* Work to complete: Go through the records underneath and count the lines that include the string "Навигация". Give nothing but the number.

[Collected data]
_ _ _
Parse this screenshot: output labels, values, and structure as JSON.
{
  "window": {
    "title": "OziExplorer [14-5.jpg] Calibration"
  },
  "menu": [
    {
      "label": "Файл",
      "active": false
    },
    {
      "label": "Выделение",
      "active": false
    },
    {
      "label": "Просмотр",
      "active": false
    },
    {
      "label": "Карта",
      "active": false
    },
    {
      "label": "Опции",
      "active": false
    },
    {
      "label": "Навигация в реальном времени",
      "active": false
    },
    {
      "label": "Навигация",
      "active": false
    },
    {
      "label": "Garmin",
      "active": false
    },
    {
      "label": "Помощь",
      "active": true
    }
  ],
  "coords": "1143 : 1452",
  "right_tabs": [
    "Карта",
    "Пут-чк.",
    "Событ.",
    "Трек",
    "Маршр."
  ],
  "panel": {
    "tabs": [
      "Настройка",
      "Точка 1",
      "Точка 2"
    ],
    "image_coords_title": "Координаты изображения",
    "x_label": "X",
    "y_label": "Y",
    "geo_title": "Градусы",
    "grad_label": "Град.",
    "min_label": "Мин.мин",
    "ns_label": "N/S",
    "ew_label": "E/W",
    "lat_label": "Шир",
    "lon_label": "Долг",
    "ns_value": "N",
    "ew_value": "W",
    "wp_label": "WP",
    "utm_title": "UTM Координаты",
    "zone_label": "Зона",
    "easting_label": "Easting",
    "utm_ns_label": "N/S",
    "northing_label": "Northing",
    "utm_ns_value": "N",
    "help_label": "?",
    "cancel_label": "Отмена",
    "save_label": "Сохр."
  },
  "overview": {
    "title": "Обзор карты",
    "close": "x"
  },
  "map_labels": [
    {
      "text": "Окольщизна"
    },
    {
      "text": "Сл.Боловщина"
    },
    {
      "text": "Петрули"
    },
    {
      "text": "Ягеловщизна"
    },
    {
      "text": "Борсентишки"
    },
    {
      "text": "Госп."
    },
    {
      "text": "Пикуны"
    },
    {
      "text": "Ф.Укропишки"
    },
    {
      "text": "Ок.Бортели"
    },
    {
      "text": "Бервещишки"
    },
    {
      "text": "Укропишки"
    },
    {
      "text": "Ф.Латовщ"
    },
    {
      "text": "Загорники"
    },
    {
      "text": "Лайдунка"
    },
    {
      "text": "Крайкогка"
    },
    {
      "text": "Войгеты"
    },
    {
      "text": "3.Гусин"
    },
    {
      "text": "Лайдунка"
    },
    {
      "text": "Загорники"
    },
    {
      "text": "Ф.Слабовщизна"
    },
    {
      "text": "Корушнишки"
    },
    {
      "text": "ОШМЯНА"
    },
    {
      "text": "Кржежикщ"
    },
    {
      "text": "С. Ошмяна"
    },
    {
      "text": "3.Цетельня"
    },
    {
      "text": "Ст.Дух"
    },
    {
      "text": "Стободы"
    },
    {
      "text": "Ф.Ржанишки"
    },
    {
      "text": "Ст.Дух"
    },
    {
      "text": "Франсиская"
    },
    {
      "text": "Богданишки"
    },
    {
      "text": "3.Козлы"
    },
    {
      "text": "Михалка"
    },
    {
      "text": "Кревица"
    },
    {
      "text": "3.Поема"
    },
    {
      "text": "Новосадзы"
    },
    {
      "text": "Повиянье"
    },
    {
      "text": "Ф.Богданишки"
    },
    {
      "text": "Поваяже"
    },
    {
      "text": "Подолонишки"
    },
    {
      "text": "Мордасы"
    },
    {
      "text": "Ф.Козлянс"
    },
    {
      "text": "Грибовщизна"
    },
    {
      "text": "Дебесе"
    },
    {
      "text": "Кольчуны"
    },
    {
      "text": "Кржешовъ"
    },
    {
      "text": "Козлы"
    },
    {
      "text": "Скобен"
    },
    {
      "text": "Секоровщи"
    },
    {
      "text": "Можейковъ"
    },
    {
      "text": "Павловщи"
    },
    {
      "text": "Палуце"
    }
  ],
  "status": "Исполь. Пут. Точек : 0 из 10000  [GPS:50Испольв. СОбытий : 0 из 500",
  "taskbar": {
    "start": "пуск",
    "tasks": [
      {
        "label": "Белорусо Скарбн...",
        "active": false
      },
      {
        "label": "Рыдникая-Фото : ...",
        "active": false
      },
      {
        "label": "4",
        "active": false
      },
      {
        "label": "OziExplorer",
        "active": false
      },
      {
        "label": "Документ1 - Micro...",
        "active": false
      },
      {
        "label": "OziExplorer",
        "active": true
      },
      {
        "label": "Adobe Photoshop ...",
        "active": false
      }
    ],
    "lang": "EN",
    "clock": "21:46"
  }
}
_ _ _
* The completed task: 2